Full of legal holes or not, will laws similar to Maryland’s mushroom in other states? Montana and West Virginia are considering oneNebraska lawmakers shelved such a proposal last year. 

Generally, digital products are “intangible” and sent to your customers electronically. These products can include digital books, music, internet TV and streaming media, webinars, subscriptions, software and apps, among many other products. 

States tackle the taxation of digital goods and services in a dizzying number of ways. (Among new developments in this areaGeorgia is considering expanding its sales tax to include digital productsSlightly more than half the states tax sales of digital products, and the idea is gaining serious momentum internationally. 

Given that tax jurisdictions are generally hungry for more revenue in the wake of the pandemic, it’s common sense to look for such groundbreaking tax laws spreading.  

We can help you stay on top of this ever-changing environment. TaxConnex is an outsourced sales department that can take the burden of sales tax off your plate. Contact us to learn what it means when sales tax is all on us.   

Robert Dumas

Written by Robert Dumas
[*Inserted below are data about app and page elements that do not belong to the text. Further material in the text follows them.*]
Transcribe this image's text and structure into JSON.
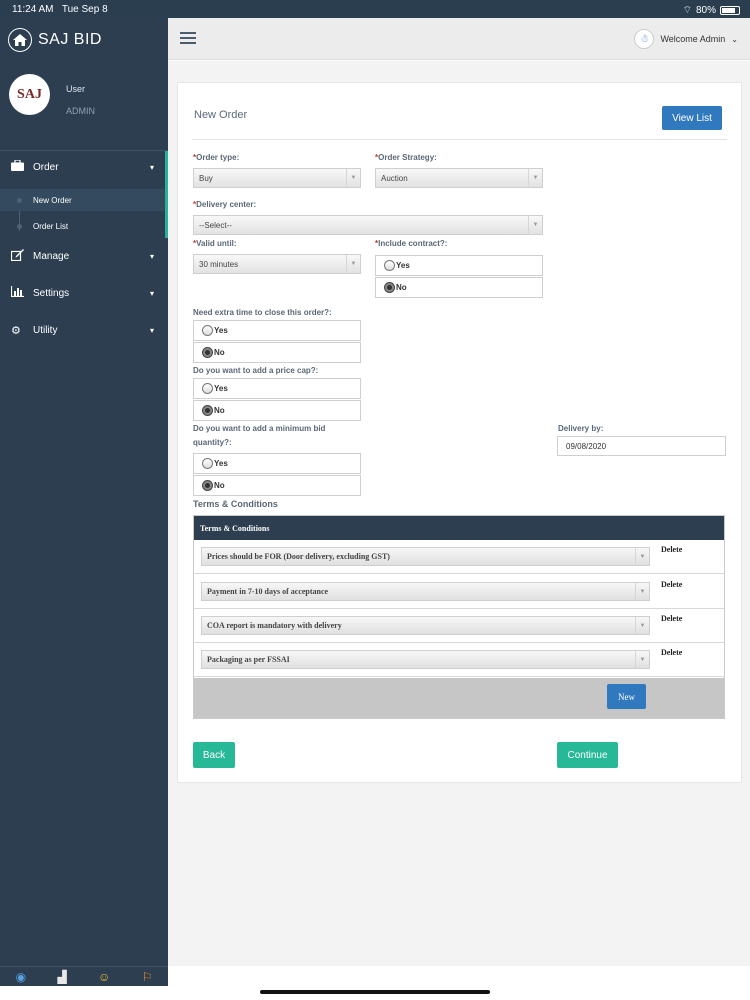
{
  "statusbar": {
    "time": "11:24 AM",
    "date": "Tue Sep 8",
    "battery": "80%"
  },
  "sidebar": {
    "brand": "SAJ BID",
    "logo_text": "SAJ",
    "user_name": "User",
    "user_role": "ADMIN",
    "nav": [
      {
        "label": "Order",
        "icon": "briefcase-icon"
      },
      {
        "label": "Manage",
        "icon": "edit-icon"
      },
      {
        "label": "Settings",
        "icon": "bar-chart-icon"
      },
      {
        "label": "Utility",
        "icon": "gear-icon"
      }
    ],
    "sub_items": [
      {
        "label": "New Order",
        "active": true
      },
      {
        "label": "Order List",
        "active": false
      }
    ],
    "bottom_icons": [
      "eye-icon",
      "toilet-icon",
      "emoji-icon",
      "surfer-icon"
    ]
  },
  "topbar": {
    "welcome": "Welcome Admin"
  },
  "page": {
    "title": "New Order",
    "view_list": "View List",
    "order_type": {
      "label": "Order type:",
      "value": "Buy"
    },
    "order_strategy": {
      "label": "Order Strategy:",
      "value": "Auction"
    },
    "delivery_center": {
      "label": "Delivery center:",
      "value": "--Select--"
    },
    "valid_until": {
      "label": "Valid until:",
      "value": "30 minutes"
    },
    "include_contract": {
      "label": "Include contract?:",
      "yes": "Yes",
      "no": "No",
      "selected": "No"
    },
    "extra_time": {
      "label": "Need extra time to close this order?:",
      "yes": "Yes",
      "no": "No",
      "selected": "No"
    },
    "price_cap": {
      "label": "Do you want to add a price cap?:",
      "yes": "Yes",
      "no": "No",
      "selected": "No"
    },
    "min_bid": {
      "label_line1": "Do you want to add a minimum bid",
      "label_line2": "quantity?:",
      "yes": "Yes",
      "no": "No",
      "selected": "No"
    },
    "delivery_by": {
      "label": "Delivery by:",
      "value": "09/08/2020"
    },
    "terms_label": "Terms & Conditions",
    "terms_header": "Terms & Conditions",
    "terms": [
      {
        "text": "Prices should be FOR (Door delivery, excluding GST)",
        "delete": "Delete"
      },
      {
        "text": "Payment in 7-10 days of acceptance",
        "delete": "Delete"
      },
      {
        "text": "COA report is mandatory with delivery",
        "delete": "Delete"
      },
      {
        "text": "Packaging as per FSSAI",
        "delete": "Delete"
      }
    ],
    "new_button": "New",
    "back_button": "Back",
    "continue_button": "Continue"
  },
  "colors": {
    "sidebar": "#2c3e50",
    "accent": "#26b897",
    "primary": "#3079bf"
  }
}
Accountant, consultant and entrepreneur, Robert Dumas began his public accounting career on the tax staff at Arthur Young & Co., followed by a brief stint at Grant Thornton. In 1998, Robert founded Tax Partners, which became the largest sales tax compliance service bureau in the country, and later sold it to Thomson Corporation. Robert founded TaxConnex in 2006 on the principle that the sales tax industry needed more than automation to truly help clients, thus building within TaxConnex a proprietary platform and network of sales tax experts to truly take sales tax off client’s plates.